Dataset rows describing interfaces:
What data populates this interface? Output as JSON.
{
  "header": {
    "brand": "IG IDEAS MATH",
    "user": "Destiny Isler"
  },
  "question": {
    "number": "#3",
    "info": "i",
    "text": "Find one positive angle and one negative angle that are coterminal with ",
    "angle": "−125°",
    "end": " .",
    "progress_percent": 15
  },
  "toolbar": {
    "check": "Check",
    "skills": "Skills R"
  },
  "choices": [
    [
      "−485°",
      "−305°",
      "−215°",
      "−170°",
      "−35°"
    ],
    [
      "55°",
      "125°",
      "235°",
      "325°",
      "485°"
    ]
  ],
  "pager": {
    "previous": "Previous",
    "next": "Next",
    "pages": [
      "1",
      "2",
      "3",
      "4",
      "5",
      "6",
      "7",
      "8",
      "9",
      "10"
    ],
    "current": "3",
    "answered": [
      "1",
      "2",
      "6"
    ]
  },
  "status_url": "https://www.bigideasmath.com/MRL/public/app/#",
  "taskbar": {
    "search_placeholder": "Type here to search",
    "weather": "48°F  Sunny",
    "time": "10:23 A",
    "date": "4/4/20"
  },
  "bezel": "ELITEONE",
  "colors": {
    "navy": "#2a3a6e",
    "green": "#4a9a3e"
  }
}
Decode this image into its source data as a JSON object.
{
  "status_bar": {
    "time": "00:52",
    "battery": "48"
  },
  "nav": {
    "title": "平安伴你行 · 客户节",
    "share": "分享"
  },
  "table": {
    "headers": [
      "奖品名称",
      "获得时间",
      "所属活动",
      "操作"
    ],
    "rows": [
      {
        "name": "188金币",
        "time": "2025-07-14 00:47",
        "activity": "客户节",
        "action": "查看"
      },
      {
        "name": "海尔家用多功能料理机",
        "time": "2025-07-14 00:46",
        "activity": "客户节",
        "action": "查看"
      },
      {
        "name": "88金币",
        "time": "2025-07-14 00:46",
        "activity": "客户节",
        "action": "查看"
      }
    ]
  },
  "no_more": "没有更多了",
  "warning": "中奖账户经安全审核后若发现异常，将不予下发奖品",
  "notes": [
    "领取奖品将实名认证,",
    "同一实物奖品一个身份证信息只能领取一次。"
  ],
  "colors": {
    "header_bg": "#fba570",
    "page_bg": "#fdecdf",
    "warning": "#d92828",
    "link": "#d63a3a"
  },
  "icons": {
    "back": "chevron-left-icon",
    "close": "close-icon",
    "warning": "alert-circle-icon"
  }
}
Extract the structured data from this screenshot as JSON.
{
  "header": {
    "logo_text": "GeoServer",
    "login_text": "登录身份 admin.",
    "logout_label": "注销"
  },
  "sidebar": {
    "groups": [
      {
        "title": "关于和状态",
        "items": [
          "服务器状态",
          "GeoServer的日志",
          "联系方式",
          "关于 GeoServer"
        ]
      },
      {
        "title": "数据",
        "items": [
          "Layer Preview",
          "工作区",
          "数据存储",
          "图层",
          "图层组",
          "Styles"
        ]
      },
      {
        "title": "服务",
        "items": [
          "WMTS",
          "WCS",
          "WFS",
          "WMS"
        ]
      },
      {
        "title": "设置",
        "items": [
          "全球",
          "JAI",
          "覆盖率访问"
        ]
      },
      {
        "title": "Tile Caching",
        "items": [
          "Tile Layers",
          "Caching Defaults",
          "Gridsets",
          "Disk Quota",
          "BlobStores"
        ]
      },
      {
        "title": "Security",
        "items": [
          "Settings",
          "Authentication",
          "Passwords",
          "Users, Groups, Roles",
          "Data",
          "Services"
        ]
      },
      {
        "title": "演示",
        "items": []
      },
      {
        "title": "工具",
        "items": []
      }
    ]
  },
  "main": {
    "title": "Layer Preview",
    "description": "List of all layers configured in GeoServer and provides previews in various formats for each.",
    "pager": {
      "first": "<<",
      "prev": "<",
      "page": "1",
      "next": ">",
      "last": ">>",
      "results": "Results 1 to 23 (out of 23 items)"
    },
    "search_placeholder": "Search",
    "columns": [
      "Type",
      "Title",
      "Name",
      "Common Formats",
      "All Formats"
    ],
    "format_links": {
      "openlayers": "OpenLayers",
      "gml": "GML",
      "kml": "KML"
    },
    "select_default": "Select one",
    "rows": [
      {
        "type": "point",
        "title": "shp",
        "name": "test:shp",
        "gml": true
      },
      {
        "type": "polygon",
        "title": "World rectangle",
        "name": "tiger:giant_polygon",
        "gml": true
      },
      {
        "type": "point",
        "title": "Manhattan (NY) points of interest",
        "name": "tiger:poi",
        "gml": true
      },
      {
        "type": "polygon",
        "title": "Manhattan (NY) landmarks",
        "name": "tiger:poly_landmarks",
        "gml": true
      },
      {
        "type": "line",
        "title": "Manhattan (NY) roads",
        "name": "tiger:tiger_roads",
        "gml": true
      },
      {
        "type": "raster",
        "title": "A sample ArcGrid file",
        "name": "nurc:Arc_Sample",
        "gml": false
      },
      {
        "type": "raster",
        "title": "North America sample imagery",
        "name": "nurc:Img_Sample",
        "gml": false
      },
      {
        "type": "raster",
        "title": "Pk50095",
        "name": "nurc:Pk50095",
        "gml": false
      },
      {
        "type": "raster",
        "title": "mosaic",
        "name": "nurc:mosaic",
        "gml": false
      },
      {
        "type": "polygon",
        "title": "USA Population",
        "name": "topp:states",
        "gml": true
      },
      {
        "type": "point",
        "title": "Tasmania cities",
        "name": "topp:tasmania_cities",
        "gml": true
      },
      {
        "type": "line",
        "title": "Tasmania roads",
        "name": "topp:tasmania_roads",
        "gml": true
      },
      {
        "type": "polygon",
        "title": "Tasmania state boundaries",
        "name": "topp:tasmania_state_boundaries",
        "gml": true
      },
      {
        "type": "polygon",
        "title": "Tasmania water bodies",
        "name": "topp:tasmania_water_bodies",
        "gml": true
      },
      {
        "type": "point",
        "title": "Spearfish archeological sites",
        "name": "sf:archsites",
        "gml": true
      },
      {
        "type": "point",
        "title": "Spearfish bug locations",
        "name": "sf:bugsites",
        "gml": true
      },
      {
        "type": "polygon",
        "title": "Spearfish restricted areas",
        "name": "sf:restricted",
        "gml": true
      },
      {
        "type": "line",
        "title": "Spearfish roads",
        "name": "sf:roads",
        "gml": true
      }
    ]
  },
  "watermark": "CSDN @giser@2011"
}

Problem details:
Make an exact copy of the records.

Problem solution:
What data populates this interface? Output as JSON.
{
  "header": {
    "brand": "IG IDEAS MATH",
    "user": "Destiny Isler"
  },
  "question": {
    "number": "#3",
    "info": "i",
    "text": "Find one positive angle and one negative angle that are coterminal with ",
    "angle": "−125°",
    "end": " .",
    "progress_percent": 15
  },
  "toolbar": {
    "check": "Check",
    "skills": "Skills R"
  },
  "choices": [
    [
      "−485°",
      "−305°",
      "−215°",
      "−170°",
      "−35°"
    ],
    [
      "55°",
      "125°",
      "235°",
      "325°",
      "485°"
    ]
  ],
  "pager": {
    "previous": "Previous",
    "next": "Next",
    "pages": [
      "1",
      "2",
      "3",
      "4",
      "5",
      "6",
      "7",
      "8",
      "9",
      "10"
    ],
    "current": "3",
    "answered": [
      "1",
      "2",
      "6"
    ]
  },
  "status_url": "https://www.bigideasmath.com/MRL/public/app/#",
  "taskbar": {
    "search_placeholder": "Type here to search",
    "weather": "48°F  Sunny",
    "time": "10:23 A",
    "date": "4/4/20"
  },
  "bezel": "ELITEONE",
  "colors": {
    "navy": "#2a3a6e",
    "green": "#4a9a3e"
  }
}
Decode this image into its source data as a JSON object.
{
  "status_bar": {
    "time": "00:52",
    "battery": "48"
  },
  "nav": {
    "title": "平安伴你行 · 客户节",
    "share": "分享"
  },
  "table": {
    "headers": [
      "奖品名称",
      "获得时间",
      "所属活动",
      "操作"
    ],
    "rows": [
      {
        "name": "188金币",
        "time": "2025-07-14 00:47",
        "activity": "客户节",
        "action": "查看"
      },
      {
        "name": "海尔家用多功能料理机",
        "time": "2025-07-14 00:46",
        "activity": "客户节",
        "action": "查看"
      },
      {
        "name": "88金币",
        "time": "2025-07-14 00:46",
        "activity": "客户节",
        "action": "查看"
      }
    ]
  },
  "no_more": "没有更多了",
  "warning": "中奖账户经安全审核后若发现异常，将不予下发奖品",
  "notes": [
    "领取奖品将实名认证,",
    "同一实物奖品一个身份证信息只能领取一次。"
  ],
  "colors": {
    "header_bg": "#fba570",
    "page_bg": "#fdecdf",
    "warning": "#d92828",
    "link": "#d63a3a"
  },
  "icons": {
    "back": "chevron-left-icon",
    "close": "close-icon",
    "warning": "alert-circle-icon"
  }
}
Extract the structured data from this screenshot as JSON.
{
  "header": {
    "logo_text": "GeoServer",
    "login_text": "登录身份 admin.",
    "logout_label": "注销"
  },
  "sidebar": {
    "groups": [
      {
        "title": "关于和状态",
        "items": [
          "服务器状态",
          "GeoServer的日志",
          "联系方式",
          "关于 GeoServer"
        ]
      },
      {
        "title": "数据",
        "items": [
          "Layer Preview",
          "工作区",
          "数据存储",
          "图层",
          "图层组",
          "Styles"
        ]
      },
      {
        "title": "服务",
        "items": [
          "WMTS",
          "WCS",
          "WFS",
          "WMS"
        ]
      },
      {
        "title": "设置",
        "items": [
          "全球",
          "JAI",
          "覆盖率访问"
        ]
      },
      {
        "title": "Tile Caching",
        "items": [
          "Tile Layers",
          "Caching Defaults",
          "Gridsets",
          "Disk Quota",
          "BlobStores"
        ]
      },
      {
        "title": "Security",
        "items": [
          "Settings",
          "Authentication",
          "Passwords",
          "Users, Groups, Roles",
          "Data",
          "Services"
        ]
      },
      {
        "title": "演示",
        "items": []
      },
      {
        "title": "工具",
        "items": []
      }
    ]
  },
  "main": {
    "title": "Layer Preview",
    "description": "List of all layers configured in GeoServer and provides previews in various formats for each.",
    "pager": {
      "first": "<<",
      "prev": "<",
      "page": "1",
      "next": ">",
      "last": ">>",
      "results": "Results 1 to 23 (out of 23 items)"
    },
    "search_placeholder": "Search",
    "columns": [
      "Type",
      "Title",
      "Name",
      "Common Formats",
      "All Formats"
    ],
    "format_links": {
      "openlayers": "OpenLayers",
      "gml": "GML",
      "kml": "KML"
    },
    "select_default": "Select one",
    "rows": [
      {
        "type": "point",
        "title": "shp",
        "name": "test:shp",
        "gml": true
      },
      {
        "type": "polygon",
        "title": "World rectangle",
        "name": "tiger:giant_polygon",
        "gml": true
      },
      {
        "type": "point",
        "title": "Manhattan (NY) points of interest",
        "name": "tiger:poi",
        "gml": true
      },
      {
        "type": "polygon",
        "title": "Manhattan (NY) landmarks",
        "name": "tiger:poly_landmarks",
        "gml": true
      },
      {
        "type": "line",
        "title": "Manhattan (NY) roads",
        "name": "tiger:tiger_roads",
        "gml": true
      },
      {
        "type": "raster",
        "title": "A sample ArcGrid file",
        "name": "nurc:Arc_Sample",
        "gml": false
      },
      {
        "type": "raster",
        "title": "North America sample imagery",
        "name": "nurc:Img_Sample",
        "gml": false
      },
      {
        "type": "raster",
        "title": "Pk50095",
        "name": "nurc:Pk50095",
        "gml": false
      },
      {
        "type": "raster",
        "title": "mosaic",
        "name": "nurc:mosaic",
        "gml": false
      },
      {
        "type": "polygon",
        "title": "USA Population",
        "name": "topp:states",
        "gml": true
      },
      {
        "type": "point",
        "title": "Tasmania cities",
        "name": "topp:tasmania_cities",
        "gml": true
      },
      {
        "type": "line",
        "title": "Tasmania roads",
        "name": "topp:tasmania_roads",
        "gml": true
      },
      {
        "type": "polygon",
        "title": "Tasmania state boundaries",
        "name": "topp:tasmania_state_boundaries",
        "gml": true
      },
      {
        "type": "polygon",
        "title": "Tasmania water bodies",
        "name": "topp:tasmania_water_bodies",
        "gml": true
      },
      {
        "type": "point",
        "title": "Spearfish archeological sites",
        "name": "sf:archsites",
        "gml": true
      },
      {
        "type": "point",
        "title": "Spearfish bug locations",
        "name": "sf:bugsites",
        "gml": true
      },
      {
        "type": "polygon",
        "title": "Spearfish restricted areas",
        "name": "sf:restricted",
        "gml": true
      },
      {
        "type": "line",
        "title": "Spearfish roads",
        "name": "sf:roads",
        "gml": true
      }
    ]
  },
  "watermark": "CSDN @giser@2011"
}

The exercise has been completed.